Doughboy Monument - Astoria, Oregon.jpg
Astoria Victory Monument is located in Astoria OR
Astoria Victory Monument
Location Intersection of Columbia Avenue and West Marine Drive
Astoria, Oregon, United States
Coordinates 46°11′22.7″N 123°50′52.6″W / 46.189639°N 123.847944°W / 46.189639; -123.847944Coordinates: 46°11′22.7″N 123°50′52.6″W / 46.189639°N 123.847944°W / 46.189639; -123.847944
Area less than one acre
Built 1926
Architect Diamond, Charles T.; Paulding, John
Architectural style Late 19th and 20th Century Revivals, Mission/Spanish Revival, Mediterranean Revival
NRHP reference # 84000466[1]
Added to NRHP November 15, 1984

The Astoria Victory Monument, also known as the Doughboy Monument or Soldiers' Monument, is a monument located in Astoria, Oregon, in the United States. It is listed on the National Register of Historic Places. The concrete, Spanish Revival monument designed by Charles T. Diamond was constructed in 1926,[2] incorporating a cast of a sculpture by John Paulding.[3] The structure was recognized individually by the National Register of Historic Places in 1984 and as part of the Uniontown–Alameda Historic District in 1988.

History[edit]

The National Register of Historic Places recognized the monument individually on November 15, 1984,[4] and later included the structure as part of the Uniontown–Alameda Historic District on August 25, 1988.[2][5]

In the mid-2000s, the monument received a $10,000 grant from the State Historic Preservation Office to repair lights and windows, replace doors, renovate the restroom facilities and install new plumbing and toilet fixtures.[6]

See also[edit]

References[edit]

  1. ^ National Park Service (2010-07-09). "National Register Information System". National Register of Historic Places. National Park Service. 
  2. ^ a b "Oregon Historic Site Record". Oregon Historic Preservation Office. p. 1. Retrieved February 15, 2012. 
  3. ^ "Astoria Victory Monument (Astoria, Oregon)". p. 1. Archived from the original on July 18, 2014. Retrieved July 14, 2013. 
  4. ^ "Oregon National Register List" (PDF). June 6, 2011. p. 5. Retrieved February 14, 2012. 
  5. ^ "National Register of Historic Places Continuation Sheet" (PDF). United States Department of the Interior National Park Service.
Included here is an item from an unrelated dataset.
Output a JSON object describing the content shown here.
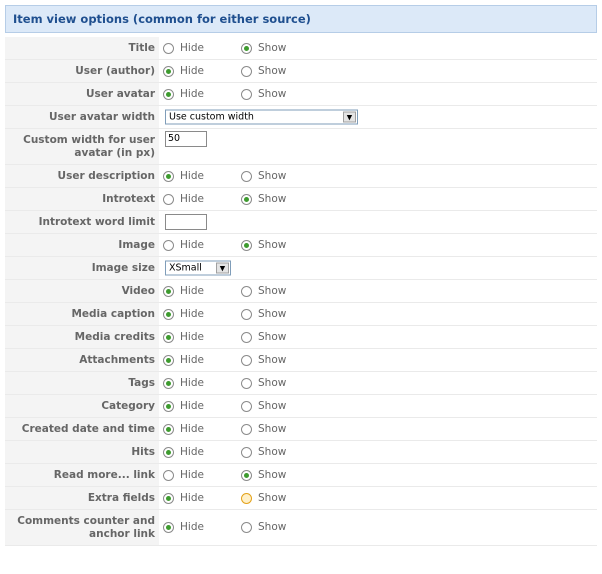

Retrieved February 25, 2016. 
  6. ^ "Grants from Heritage Program" (PDF). Cultural Heritage Courier. Oregon Parks and Recreation Department. 2006. p. 17. Retrieved February 14, 2012. 

External links[edit]